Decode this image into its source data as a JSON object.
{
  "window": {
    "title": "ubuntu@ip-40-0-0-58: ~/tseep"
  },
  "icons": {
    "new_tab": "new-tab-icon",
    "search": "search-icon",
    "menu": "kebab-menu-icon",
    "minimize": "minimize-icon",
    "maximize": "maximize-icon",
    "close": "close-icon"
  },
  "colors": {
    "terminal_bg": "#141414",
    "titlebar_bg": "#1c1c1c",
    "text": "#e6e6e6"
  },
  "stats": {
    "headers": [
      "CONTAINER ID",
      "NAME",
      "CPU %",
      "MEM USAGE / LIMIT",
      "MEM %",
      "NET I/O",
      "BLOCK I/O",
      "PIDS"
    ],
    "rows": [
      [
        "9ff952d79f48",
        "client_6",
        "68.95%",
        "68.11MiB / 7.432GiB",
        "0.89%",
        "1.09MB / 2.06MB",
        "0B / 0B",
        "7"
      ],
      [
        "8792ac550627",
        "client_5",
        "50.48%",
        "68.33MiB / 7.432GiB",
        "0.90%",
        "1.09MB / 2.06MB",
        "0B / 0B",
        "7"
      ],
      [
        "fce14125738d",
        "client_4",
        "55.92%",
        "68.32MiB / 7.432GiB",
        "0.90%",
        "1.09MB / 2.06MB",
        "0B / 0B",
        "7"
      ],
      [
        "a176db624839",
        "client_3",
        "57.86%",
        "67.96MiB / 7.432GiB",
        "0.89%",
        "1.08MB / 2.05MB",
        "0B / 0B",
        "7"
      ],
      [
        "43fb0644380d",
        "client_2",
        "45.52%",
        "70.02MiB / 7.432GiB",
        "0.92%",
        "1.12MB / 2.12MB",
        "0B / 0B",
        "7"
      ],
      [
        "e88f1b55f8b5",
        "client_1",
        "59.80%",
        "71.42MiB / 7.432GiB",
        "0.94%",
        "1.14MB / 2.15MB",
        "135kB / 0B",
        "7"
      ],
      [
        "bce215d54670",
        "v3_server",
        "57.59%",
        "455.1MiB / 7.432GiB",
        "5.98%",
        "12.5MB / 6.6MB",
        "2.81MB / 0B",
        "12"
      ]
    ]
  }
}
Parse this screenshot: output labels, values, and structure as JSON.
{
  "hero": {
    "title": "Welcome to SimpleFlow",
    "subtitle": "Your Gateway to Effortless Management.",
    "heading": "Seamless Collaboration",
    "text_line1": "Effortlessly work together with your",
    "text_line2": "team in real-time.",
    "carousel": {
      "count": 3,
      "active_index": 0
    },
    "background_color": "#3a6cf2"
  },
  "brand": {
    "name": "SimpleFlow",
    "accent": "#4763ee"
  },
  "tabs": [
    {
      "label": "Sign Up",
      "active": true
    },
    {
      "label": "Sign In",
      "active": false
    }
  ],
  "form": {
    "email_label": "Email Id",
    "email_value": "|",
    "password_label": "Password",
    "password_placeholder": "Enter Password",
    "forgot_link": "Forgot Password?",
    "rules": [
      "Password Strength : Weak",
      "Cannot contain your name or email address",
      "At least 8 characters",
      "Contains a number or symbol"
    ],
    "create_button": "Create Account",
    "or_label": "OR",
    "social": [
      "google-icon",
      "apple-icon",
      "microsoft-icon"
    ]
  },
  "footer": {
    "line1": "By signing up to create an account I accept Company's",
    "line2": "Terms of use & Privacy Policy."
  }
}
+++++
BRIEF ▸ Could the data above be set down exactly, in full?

REPLY TO THE EXERCISE ▸
Decode this image into its source data as a JSON object.
{
  "window": {
    "title": "ubuntu@ip-40-0-0-58: ~/tseep"
  },
  "icons": {
    "new_tab": "new-tab-icon",
    "search": "search-icon",
    "menu": "kebab-menu-icon",
    "minimize": "minimize-icon",
    "maximize": "maximize-icon",
    "close": "close-icon"
  },
  "colors": {
    "terminal_bg": "#141414",
    "titlebar_bg": "#1c1c1c",
    "text": "#e6e6e6"
  },
  "stats": {
    "headers": [
      "CONTAINER ID",
      "NAME",
      "CPU %",
      "MEM USAGE / LIMIT",
      "MEM %",
      "NET I/O",
      "BLOCK I/O",
      "PIDS"
    ],
    "rows": [
      [
        "9ff952d79f48",
        "client_6",
        "68.95%",
        "68.11MiB / 7.432GiB",
        "0.89%",
        "1.09MB / 2.06MB",
        "0B / 0B",
        "7"
      ],
      [
        "8792ac550627",
        "client_5",
        "50.48%",
        "68.33MiB / 7.432GiB",
        "0.90%",
        "1.09MB / 2.06MB",
        "0B / 0B",
        "7"
      ],
      [
        "fce14125738d",
        "client_4",
        "55.92%",
        "68.32MiB / 7.432GiB",
        "0.90%",
        "1.09MB / 2.06MB",
        "0B / 0B",
        "7"
      ],
      [
        "a176db624839",
        "client_3",
        "57.86%",
        "67.96MiB / 7.432GiB",
        "0.89%",
        "1.08MB / 2.05MB",
        "0B / 0B",
        "7"
      ],
      [
        "43fb0644380d",
        "client_2",
        "45.52%",
        "70.02MiB / 7.432GiB",
        "0.92%",
        "1.12MB / 2.12MB",
        "0B / 0B",
        "7"
      ],
      [
        "e88f1b55f8b5",
        "client_1",
        "59.80%",
        "71.42MiB / 7.432GiB",
        "0.94%",
        "1.14MB / 2.15MB",
        "135kB / 0B",
        "7"
      ],
      [
        "bce215d54670",
        "v3_server",
        "57.59%",
        "455.1MiB / 7.432GiB",
        "5.98%",
        "12.5MB / 6.6MB",
        "2.81MB / 0B",
        "12"
      ]
    ]
  }
}
Parse this screenshot: output labels, values, and structure as JSON.
{
  "hero": {
    "title": "Welcome to SimpleFlow",
    "subtitle": "Your Gateway to Effortless Management.",
    "heading": "Seamless Collaboration",
    "text_line1": "Effortlessly work together with your",
    "text_line2": "team in real-time.",
    "carousel": {
      "count": 3,
      "active_index": 0
    },
    "background_color": "#3a6cf2"
  },
  "brand": {
    "name": "SimpleFlow",
    "accent": "#4763ee"
  },
  "tabs": [
    {
      "label": "Sign Up",
      "active": true
    },
    {
      "label": "Sign In",
      "active": false
    }
  ],
  "form": {
    "email_label": "Email Id",
    "email_value": "|",
    "password_label": "Password",
    "password_placeholder": "Enter Password",
    "forgot_link": "Forgot Password?",
    "rules": [
      "Password Strength : Weak",
      "Cannot contain your name or email address",
      "At least 8 characters",
      "Contains a number or symbol"
    ],
    "create_button": "Create Account",
    "or_label": "OR",
    "social": [
      "google-icon",
      "apple-icon",
      "microsoft-icon"
    ]
  },
  "footer": {
    "line1": "By signing up to create an account I accept Company's",
    "line2": "Terms of use & Privacy Policy."
  }
}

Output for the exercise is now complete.